“It would be to disregard historical truths and legal principles that persist after death. As important, it would be to degrade the State’s duty to recognize the pain of countless victims of Marcos and Martial Law,” she said.
“Regardless of the promised national unity that the proposed burial will bring, I cannot, in good conscience, support such an expedient and shortsighted view of Philippine history,” she explained.
She also branded as “a regrettably myopic view” the ruling of the majority that the case is a simple question of the entitlement of a former president and soldier.
Contrary to the majority ruling, Sereno believes President Duterte committed grave abuse of discretion in ordering the Marcos burial at the LNMB.
Aside from Sereno, Carpio and Leonen, the other justices who dissented were Francis Jardaleza and Alfredo Benjamin Caguioa.
Carpio, for his part, insisted that Marcos was not qualified for LNMB interment due to his ouster in the People Power revolution.
He explained that Marcos’ forcible removal was “the strongest form of dishonorable discharge from office since it is meted out by the direct act of the sovereign people.”
He also stressed that Marcos’ ouster is beyond judicial review and must be accepted as an incontrovertible fact and part of history.
“Marcos is no hero. He was not even an exemplary public officer. He is not worthy of emulation and inspiration by those who suffer poverty as a result of the opportunity lost during his administration, by those who continue to suffer the trauma of the violations to the human dignity of their persons and of their family,” Leonen said.
“He is certainly not worthy of emulation and inspiration by those who do public service, including the lawyers, judges and justices who simply want to do what is right, protect others and conscientiously and diligently protect public funds entrusted to them,” he added.
Ilocos Gov. Imee Marcos immediately welcomed the SC ruling as she personally joined their family’s supporters outside the SC compound.
“I thank the Supreme Court. I thank God for not forgetting us,” she told reporters upon learning about the ruling.

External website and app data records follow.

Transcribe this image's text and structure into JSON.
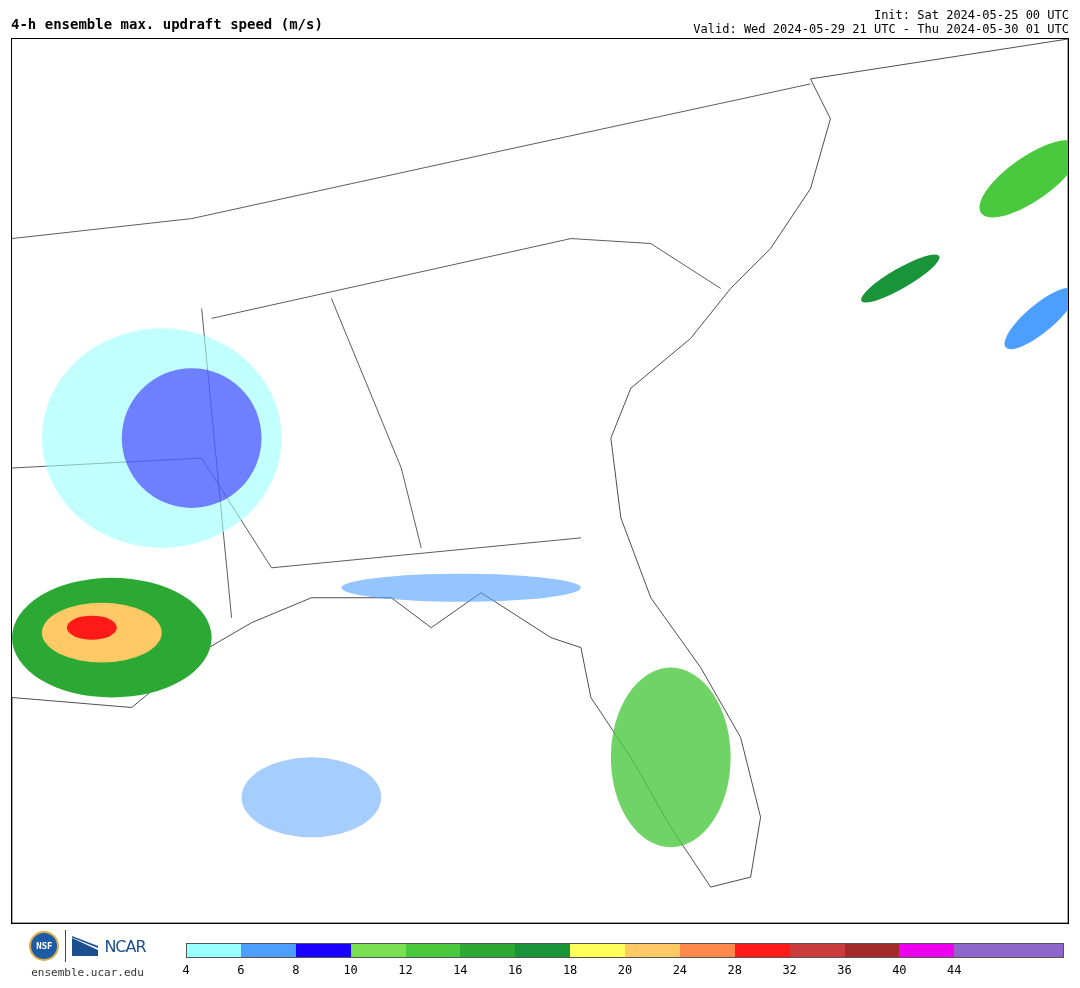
{
  "header": {
    "title": "4-h ensemble max. updraft speed (m/s)",
    "init": "Init: Sat 2024-05-25 00 UTC",
    "valid": "Valid: Wed 2024-05-29 21 UTC - Thu 2024-05-30 01 UTC"
  },
  "footer": {
    "nsf_logo": "NSF",
    "ncar_logo": "NCAR",
    "url": "ensemble.ucar.edu"
  },
  "colorbar": {
    "bins": [
      {
        "color": "#99ffff",
        "label": "4"
      },
      {
        "color": "#4c9eff",
        "label": "6"
      },
      {
        "color": "#1a00ff",
        "label": "8"
      },
      {
        "color": "#79e052",
        "label": "10"
      },
      {
        "color": "#4bc93e",
        "label": "12"
      },
      {
        "color": "#2ba934",
        "label": "14"
      },
      {
        "color": "#1a9438",
        "label": "16"
      },
      {
        "color": "#ffff59",
        "label": "18"
      },
      {
        "color": "#ffc966",
        "label": "20"
      },
      {
        "color": "#ff884d",
        "label": "24"
      },
      {
        "color": "#ff1a1a",
        "label": "28"
      },
      {
        "color": "#cc3b3b",
        "label": "32"
      },
      {
        "color": "#a32b2b",
        "label": "36"
      },
      {
        "color": "#ee00ee",
        "label": "40"
      },
      {
        "color": "#8f66cc",
        "label": "44"
      },
      {
        "color": "#8f66cc"
      }
    ]
  }
}
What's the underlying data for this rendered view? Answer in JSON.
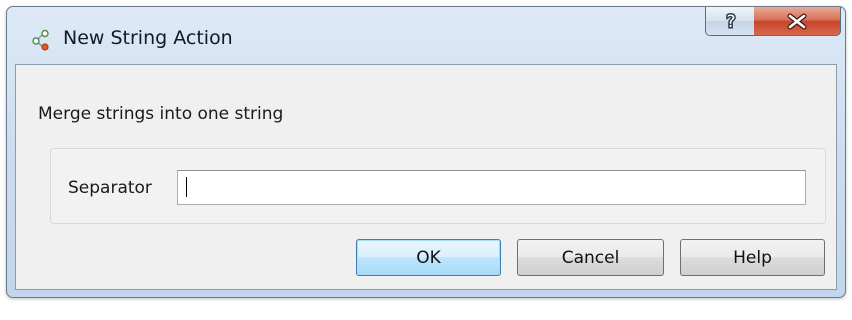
{
  "window": {
    "title": "New String Action",
    "app_icon": "connector-nodes-icon",
    "caption_buttons": {
      "help_glyph": "?",
      "close_glyph": "X"
    }
  },
  "dialog": {
    "description": "Merge strings into one string",
    "separator": {
      "label": "Separator",
      "value": "",
      "placeholder": ""
    },
    "buttons": {
      "ok": "OK",
      "cancel": "Cancel",
      "help": "Help"
    }
  },
  "colors": {
    "titlebar": "#cbdcef",
    "client_bg": "#f0f0f0",
    "close_button": "#c7452a",
    "default_button_border": "#3c7fb1"
  }
}
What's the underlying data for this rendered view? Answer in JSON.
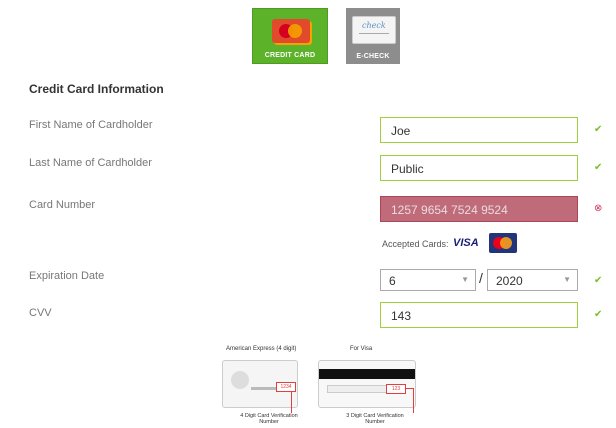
{
  "payment_tabs": {
    "credit_card": "CREDIT CARD",
    "echeck": "E-CHECK",
    "check_art_text": "check",
    "mastercard_art_text": "MasterCard"
  },
  "section_title": "Credit Card Information",
  "fields": {
    "first_name": {
      "label": "First Name of Cardholder",
      "value": "Joe",
      "status": "valid"
    },
    "last_name": {
      "label": "Last Name of Cardholder",
      "value": "Public",
      "status": "valid"
    },
    "card_number": {
      "label": "Card Number",
      "value": "1257 9654 7524 9524",
      "status": "invalid"
    },
    "expiration": {
      "label": "Expiration Date",
      "month": "6",
      "year": "2020",
      "separator": "/",
      "status": "valid"
    },
    "cvv": {
      "label": "CVV",
      "value": "143",
      "status": "valid"
    }
  },
  "accepted_cards": {
    "label": "Accepted Cards:",
    "visa": "VISA"
  },
  "status_glyphs": {
    "valid": "✔",
    "invalid": "⊗"
  },
  "colors": {
    "valid_border": "#9fcf3b",
    "error_bg": "#c06b7a",
    "active_tab": "#5cb229",
    "inactive_tab": "#8d8d8d"
  },
  "cvv_help": {
    "amex_title": "American Express (4 digit)",
    "visa_title": "For Visa",
    "amex_code": "1234",
    "visa_code": "123",
    "amex_caption": "4 Digit Card Verification Number",
    "visa_caption": "3 Digit Card Verification Number"
  }
}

The governor also thanked President Duterte for granting their family’s wish even without them asking for it.
She revealed that they have no plans yet on the schedule of the burial, but hinted that her father would most likely be buried beside the late president Carlos Garcia.
“We have yet to discuss it (schedule) with our mother (former first lady and Ilocos Norte Rep. Imelda Marcos),” she explained.
Marcos will be the fourth former president to be buried at the LNMB, after Garcia, Elpidio Quirino and Diosdado Macapagal.
“We acknowledge the decision of the Supreme Court to have the remains of former president Ferdinand Marcos buried at the Libingan ng mga Bayani as it is the final arbiter of all legal questions,” presidential spokesman Ernesto Abella said in a statement.
Chief Presidential Legal Counsel Salvador Panelo said he had expected the high court to favor the hero’s burial for Marcos.
“Hopefully, the decision will put to rest the opposition to the burial of Marcos,” he said.
Interviewed live by CNN Philippines, Marcos’ only son said Duterte expressed his wish to join the burial rites and inquired about the interment plans.
“We talked briefly and I told him (President) we’re very grateful for his strong and constant support to the burial (at Libingan) of my late father. He believes it was the right thing to do and according to the laws,” the young Marcos said of his brief conversation with the President in Tacloban, Leyte during the third anniversary commemoration of the Yolanda tragedy.
“He (President) asked me when we intend to bury him, I told him I cannot give any details yet. He told me he would like to attend,” the former senator added.
The Armed Forces of the Philippines, according to Public Affairs Office chief Col. Edgar Arevalo, is ready to implement the ruling once it receives final instructions.